43 Folders

Back to Work

Merlin’s weekly podcast with Dan Benjamin. We talk about creativity, independence, and making things you love.

Join us via RSS, iTunes, or at 5by5.tv.

”What’s 43 Folders?”
43Folders.com is Merlin Mann’s website about finding the time and attention to do your best creative work.

NYT Magazine covers Scrivener, other OS X writing apps

An Interface of One’s Own

I was delighted to see my favorite OS X writing app, Scrivener, turn up in today's "The Medium" column of the New York Times Magazine. I reviewed Scrivener about a year ago, and still use it whenever I have to research, plan, and draft anything more complicated than a blog post. In fact, as luck would have it, I was actually working on my upcoming Macworld talk in Scrivener when I took a break to read the paper and saw this article. Kismet or something.

Columnist, Virginia Heffernan, notes the app's beloved full-screen capability:

To create art, you need peace and quiet. Not only does Scrivener save like a maniac so you needn’t bother, you also get to drop the curtain on life’s prosaic demands with a feature that makes its users swoon: full screen. When you’re working on a Scrivener opus, you’re not surrounded by teetering stacks of Firefox windows showing old Google searches or Citibank reports of suspicious activity. Life’s daily cares slip into the shadows. What emerges instead is one pristine and welcoming scroll: Your clean and focused mind.

High fives to other great apps mentioned in the article, including Ulysses, WriteRoom, and Nisus Writer. Slightly lower fives go to Microsoft Word, which, once again, takes its usual drubbing as The Application Everyone Wants To Get Away From™. Poor Microsoft Word, the mascara-smeared Gloria Swanson of word processors.

In the year since I wrote my own review of Scrivener, I still find myself relying heavily on it for housing the research, braindumps, and very early draft shapes of most longer pieces I do. Falling somewhere between OmniOutliner, DevonTHINK, and the aforementioned WriteRoom, Scrivener is still, in my opinion, the go-to app for all-in-one research and writing.

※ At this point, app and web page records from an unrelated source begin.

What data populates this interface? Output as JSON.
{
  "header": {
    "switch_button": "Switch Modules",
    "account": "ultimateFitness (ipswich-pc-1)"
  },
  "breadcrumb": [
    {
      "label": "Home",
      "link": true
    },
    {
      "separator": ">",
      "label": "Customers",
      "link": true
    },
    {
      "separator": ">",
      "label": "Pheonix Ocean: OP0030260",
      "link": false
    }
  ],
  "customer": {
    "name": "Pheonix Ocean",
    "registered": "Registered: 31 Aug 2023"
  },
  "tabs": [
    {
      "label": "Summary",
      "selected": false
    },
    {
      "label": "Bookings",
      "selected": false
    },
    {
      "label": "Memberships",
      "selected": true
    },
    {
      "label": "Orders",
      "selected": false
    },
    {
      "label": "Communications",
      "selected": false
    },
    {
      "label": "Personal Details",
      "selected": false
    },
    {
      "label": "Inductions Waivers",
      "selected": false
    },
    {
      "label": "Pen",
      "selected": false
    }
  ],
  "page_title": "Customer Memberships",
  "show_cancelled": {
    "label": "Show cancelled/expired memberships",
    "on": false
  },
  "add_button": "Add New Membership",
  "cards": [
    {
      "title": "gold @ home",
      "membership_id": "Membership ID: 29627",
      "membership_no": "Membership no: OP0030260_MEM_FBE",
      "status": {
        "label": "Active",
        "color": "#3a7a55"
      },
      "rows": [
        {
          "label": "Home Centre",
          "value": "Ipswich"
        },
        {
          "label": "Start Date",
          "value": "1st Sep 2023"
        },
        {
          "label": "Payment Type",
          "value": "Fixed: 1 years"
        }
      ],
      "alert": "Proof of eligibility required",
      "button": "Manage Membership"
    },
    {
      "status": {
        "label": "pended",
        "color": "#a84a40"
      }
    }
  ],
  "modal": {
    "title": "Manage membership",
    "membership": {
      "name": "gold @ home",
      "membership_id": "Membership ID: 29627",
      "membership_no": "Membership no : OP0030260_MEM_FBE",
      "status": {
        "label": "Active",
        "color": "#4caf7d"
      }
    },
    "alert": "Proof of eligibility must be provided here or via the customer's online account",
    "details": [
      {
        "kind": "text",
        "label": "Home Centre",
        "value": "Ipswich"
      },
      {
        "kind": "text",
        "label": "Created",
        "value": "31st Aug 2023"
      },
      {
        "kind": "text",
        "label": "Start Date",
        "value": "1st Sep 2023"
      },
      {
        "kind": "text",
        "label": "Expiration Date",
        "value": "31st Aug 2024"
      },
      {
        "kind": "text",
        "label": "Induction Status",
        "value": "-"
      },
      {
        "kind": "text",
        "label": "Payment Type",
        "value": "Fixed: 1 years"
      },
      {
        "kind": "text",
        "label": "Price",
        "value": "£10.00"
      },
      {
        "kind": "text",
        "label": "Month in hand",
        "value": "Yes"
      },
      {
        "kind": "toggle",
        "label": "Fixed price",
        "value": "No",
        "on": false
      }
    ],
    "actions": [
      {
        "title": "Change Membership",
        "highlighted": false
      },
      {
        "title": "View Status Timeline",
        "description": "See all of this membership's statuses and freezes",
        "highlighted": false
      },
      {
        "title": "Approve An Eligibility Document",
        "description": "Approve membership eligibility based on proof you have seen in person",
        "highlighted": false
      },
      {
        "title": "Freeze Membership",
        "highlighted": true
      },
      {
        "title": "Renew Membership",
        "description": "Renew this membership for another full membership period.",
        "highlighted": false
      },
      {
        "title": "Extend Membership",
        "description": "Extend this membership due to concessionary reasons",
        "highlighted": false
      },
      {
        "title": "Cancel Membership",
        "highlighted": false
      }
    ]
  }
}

As ever, YMMV. This app is absolutely not for everyone (especially if you don't have the need for lots of complicated research and organizational hooks), but if you struggle to find a writing environment that maps to the way your own writing brain operates, I still highly recommend checking out the free Scrivener download.

Jottce's picture

Scrivener--Excellent for academic writing


contrary to your assessment, Scrivener absolutely excels at academic writing for me. I am an academic writer and switching to Scrivener just saved my current book project, or at least cranked up my productivity on the project to a point where I can actually finish it in time. I love the way Footnotes and comments show up in-line in Scrivener. I used to rely heavily on styles, but have found that I spent much more time worrying about formating in the drafting stages that way, time that would have been much better spent doing the actual writing. I use four custom styles in Scrivener now and they are enough for my book--which of course relies heavily on footnotes as well. Formating is the least of my concerns. I can pay someone to do the formating if I'm in a pinch--but the writing I have to do myself. And Scrivener excels at that as no other program I have tried does. Contrary to popular belief, academic writing IS creative writing, just creative in a slightly different way than a novel or a short story would be.

But, as with all creative tools, Scrivener is not for everyone and does not need to be. It just hits the sweet spot for a lot of creative writers— journalistic, fictional or academic. And we tend to be quite passionate about it too. :-)

Just my 2 ¢ (Euro).


UPDATE: I should have clarified that relying on styles and fiddling with formats is not necessarily causally linked. Just the programs that do have full support for styles (such as Word or Pages) encouraged me to do such fiddling. I intend to use Multimarkdown in Scrivener for my next project.




An Oblique Strategy:
Honor thy error as a hidden intention


Subscribe with Google Reader

Subscribe on Netvibes

Add to Technorati Favorites

Subscribe on Pageflakes

Add RSS feed

The Podcast Feed


Merlin used to crank. He’s not cranking any more.

This is an essay about family, priorities, and Shakey’s Pizza, and it’s probably the best thing he’s written. »

Scared Shitless

Merlin’s scared. You’re scared. Everybody is scared.

This is the video of Merlin’s keynote at Webstock 2011. The one where he cried. You should watch it. »